Throughout his undergraduate, graduate and professional career, David Livingstone has remained remarkably faithful to Queen’s University, where he was awarded his PhD in 1982. His subsequent career has seen him combine a succession of posts in Queen’s, where he was appointed to his current Chair in 1993, with a number of positions as distinguished visiting scholar or professor in American universities, including Calvin College, Michigan, the University of Notre Dame, Indiana, the University of British Columbia and Baylor University Texas. Along the way he has been invited to give many of the most prestigious named lectures in his field, including the Hettner lectures (Heidelberg, 2001), published as Science, Space and Hermeneutics), the Humboldt lecture (UCLA, 2007). He was elected to the British Academy in 1995, the Royal Irish Academy in 1998, the Royal Society of Arts in 2001, the Academy of the Social Sciences in 2002 and the Academia Europaea (2002). He was awarded the Admiral Back Award of the Royal Geographical Society in 1997, the Centenary Medal of the Royal Scottish Geographical Society in 1998, and an OBE in 2002. Meanwhile he has been remained highly sought after and continued to participate in all the aspects of academic life which fall to distinguished scholars – editing, presiding and evaluating.

One of his early monographs The Geographical Tradition: Episodes in the History of a Contested Enterprise (1992) rapidly established David Livingstone’s reputation for being a ‘deep’ geographer, concerned with the philosophy and history of his discipline, as well as with extending its present-day boundaries. ‘He has championed an approach to knowledge and ideas that has broad relevance beyond geography and has been utilised in sociology, the history and philosophy of science, social anthropology and modern history’. As one leading scholar has remarked, ‘[he] manages […] to be at once passionate and fair and thus consistently compelling without ever either celebrating the past or condescending to it. His scholarship is wide, fine-textured, penetrating and humane.’ He has played a pioneering role in two major fields: the history and philosophy of geography and the spatial distribution of knowledge and ideas. One specific area in which he has made a major contribution is history of science, through tracing what he has called ‘the spatiality of scientific culture’, most notably in his 2003 monograph Putting Ideas in their place: Geographies of Scientific Knowledge. An edited volume with Charles W. J. Withers in 2005, Geography and Revolution, has drawn attention to the significance of place in revolutionary movements, constituting what might be termed a circumscribed epidemiology of specific revolutions rooted in specific sites and spaces.

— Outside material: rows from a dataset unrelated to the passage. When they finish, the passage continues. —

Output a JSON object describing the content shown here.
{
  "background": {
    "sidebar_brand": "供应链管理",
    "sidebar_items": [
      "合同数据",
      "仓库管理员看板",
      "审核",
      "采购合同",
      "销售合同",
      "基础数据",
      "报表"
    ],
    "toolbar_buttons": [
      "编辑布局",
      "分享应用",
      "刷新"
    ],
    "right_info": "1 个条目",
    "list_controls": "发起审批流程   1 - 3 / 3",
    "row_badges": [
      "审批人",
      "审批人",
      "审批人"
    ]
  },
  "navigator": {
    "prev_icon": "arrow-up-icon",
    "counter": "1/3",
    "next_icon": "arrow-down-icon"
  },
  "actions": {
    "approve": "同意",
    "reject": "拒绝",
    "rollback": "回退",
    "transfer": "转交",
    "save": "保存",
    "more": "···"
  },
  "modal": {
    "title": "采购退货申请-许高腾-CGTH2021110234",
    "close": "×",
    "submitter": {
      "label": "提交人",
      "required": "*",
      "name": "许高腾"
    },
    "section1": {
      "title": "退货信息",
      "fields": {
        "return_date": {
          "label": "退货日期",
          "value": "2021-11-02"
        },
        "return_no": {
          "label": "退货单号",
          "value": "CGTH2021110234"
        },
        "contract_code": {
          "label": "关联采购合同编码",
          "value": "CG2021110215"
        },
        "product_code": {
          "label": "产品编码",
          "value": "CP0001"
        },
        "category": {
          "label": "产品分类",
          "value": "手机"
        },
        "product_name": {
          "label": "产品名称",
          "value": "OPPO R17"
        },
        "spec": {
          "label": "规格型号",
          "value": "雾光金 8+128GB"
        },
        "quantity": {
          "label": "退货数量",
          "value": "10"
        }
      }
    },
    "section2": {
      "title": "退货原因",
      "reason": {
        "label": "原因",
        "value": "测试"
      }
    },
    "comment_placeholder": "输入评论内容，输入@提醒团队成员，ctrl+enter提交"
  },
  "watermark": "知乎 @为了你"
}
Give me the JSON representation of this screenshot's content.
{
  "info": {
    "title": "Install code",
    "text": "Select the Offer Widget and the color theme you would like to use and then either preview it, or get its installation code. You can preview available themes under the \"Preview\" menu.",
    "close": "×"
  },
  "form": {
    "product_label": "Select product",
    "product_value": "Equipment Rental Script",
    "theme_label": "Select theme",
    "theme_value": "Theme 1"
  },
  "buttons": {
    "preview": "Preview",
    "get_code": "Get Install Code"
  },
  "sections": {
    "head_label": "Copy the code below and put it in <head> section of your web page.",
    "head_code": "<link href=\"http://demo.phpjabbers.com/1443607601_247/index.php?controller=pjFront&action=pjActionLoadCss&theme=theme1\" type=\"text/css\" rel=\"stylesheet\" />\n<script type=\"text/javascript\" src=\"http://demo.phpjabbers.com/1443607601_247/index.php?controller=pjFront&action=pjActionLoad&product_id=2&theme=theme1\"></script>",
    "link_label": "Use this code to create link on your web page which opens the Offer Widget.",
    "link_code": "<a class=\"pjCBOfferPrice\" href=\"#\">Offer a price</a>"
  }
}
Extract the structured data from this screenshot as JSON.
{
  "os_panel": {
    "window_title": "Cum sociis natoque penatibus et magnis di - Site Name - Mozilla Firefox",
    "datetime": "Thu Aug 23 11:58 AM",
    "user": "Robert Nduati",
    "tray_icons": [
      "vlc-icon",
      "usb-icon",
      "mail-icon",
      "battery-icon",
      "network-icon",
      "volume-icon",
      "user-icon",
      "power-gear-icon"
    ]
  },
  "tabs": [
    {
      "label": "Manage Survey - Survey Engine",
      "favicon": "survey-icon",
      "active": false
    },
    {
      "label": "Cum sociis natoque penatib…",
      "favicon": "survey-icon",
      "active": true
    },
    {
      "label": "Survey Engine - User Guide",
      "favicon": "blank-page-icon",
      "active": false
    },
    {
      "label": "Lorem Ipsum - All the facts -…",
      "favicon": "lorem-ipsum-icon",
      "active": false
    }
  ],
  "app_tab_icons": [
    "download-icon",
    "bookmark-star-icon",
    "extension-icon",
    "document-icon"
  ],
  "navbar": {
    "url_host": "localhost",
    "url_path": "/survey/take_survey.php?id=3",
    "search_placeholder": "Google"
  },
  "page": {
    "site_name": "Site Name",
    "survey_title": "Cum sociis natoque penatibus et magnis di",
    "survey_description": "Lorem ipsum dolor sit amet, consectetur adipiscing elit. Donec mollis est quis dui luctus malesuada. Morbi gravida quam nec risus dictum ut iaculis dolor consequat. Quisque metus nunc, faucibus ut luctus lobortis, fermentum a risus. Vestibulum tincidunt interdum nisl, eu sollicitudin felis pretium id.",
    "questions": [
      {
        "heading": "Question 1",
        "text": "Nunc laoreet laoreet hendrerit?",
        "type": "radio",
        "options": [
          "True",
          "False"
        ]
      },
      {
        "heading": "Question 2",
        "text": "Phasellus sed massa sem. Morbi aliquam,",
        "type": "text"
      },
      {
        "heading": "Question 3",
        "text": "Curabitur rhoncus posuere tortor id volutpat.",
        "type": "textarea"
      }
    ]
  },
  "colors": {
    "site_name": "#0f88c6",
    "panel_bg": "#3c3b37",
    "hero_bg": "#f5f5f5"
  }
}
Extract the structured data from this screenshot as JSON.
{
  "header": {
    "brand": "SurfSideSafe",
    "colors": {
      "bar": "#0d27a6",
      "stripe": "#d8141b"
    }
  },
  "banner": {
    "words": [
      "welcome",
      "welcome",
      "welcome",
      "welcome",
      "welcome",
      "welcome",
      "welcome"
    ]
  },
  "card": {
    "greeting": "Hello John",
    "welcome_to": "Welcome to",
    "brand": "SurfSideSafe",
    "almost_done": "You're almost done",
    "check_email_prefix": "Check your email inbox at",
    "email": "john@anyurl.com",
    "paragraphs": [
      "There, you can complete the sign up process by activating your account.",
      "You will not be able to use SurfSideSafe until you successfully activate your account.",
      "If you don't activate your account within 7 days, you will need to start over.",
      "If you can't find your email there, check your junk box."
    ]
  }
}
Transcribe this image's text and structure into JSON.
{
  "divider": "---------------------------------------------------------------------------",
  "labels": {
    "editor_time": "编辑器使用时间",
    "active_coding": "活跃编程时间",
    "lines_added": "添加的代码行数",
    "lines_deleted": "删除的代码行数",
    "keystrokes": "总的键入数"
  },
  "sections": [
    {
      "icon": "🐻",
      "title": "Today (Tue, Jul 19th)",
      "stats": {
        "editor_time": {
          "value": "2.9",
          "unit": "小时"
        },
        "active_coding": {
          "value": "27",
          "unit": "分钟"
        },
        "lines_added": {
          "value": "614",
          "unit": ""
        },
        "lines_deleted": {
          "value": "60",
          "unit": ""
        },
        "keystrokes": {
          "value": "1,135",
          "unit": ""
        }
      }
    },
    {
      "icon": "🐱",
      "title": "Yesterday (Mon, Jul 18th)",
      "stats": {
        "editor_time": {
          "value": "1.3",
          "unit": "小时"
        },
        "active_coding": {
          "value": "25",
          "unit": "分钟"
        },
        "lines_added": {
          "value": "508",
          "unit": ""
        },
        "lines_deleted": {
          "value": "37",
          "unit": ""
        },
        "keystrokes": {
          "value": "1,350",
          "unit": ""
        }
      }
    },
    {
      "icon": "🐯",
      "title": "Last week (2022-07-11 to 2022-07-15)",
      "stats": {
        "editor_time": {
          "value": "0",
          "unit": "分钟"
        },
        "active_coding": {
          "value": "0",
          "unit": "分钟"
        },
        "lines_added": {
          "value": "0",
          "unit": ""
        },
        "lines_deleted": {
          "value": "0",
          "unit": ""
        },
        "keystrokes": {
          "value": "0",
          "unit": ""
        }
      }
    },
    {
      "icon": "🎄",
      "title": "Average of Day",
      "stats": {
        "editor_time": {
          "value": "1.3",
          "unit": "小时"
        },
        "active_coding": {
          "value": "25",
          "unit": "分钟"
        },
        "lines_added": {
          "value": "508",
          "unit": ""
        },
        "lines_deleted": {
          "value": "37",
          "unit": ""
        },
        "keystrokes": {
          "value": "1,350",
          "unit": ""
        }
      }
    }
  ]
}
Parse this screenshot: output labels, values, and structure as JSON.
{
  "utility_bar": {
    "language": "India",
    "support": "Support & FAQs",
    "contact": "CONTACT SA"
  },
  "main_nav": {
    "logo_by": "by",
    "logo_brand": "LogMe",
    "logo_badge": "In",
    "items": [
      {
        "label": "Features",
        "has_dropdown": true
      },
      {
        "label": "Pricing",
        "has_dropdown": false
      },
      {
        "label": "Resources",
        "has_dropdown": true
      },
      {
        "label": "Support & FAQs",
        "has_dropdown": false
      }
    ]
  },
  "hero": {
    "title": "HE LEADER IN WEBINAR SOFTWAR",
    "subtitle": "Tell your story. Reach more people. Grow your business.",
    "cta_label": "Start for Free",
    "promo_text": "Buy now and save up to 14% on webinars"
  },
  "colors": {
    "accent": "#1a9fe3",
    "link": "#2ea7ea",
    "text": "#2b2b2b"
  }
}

His most recent work, Adam’s Ancestors: Race, Religion and the Politics of Human Origins (2008), is an investigation into inquiry from the 16th and 17th century onwards by the pre-Adamites and others who took new readings of mankind’s origins; it is a penetrating account of how mentalities evolved in this regard, and what was at stake in the debate. It has been described by one reviewer as ‘important, topical, and fascinating’, and by another as ‘a substantial contribution to the history of anthropology, of evolution theory, of race and racialist thought, and of science and religion’ .

Clearly now established as a major international figure of importance in several disciplines, David Livingstone is widely cited in several languages. His work has brought very great credit to his institution of origin, Queen’s University Belfast, and to the standing of Irish scholarship. He is a most worthy recipient of this award.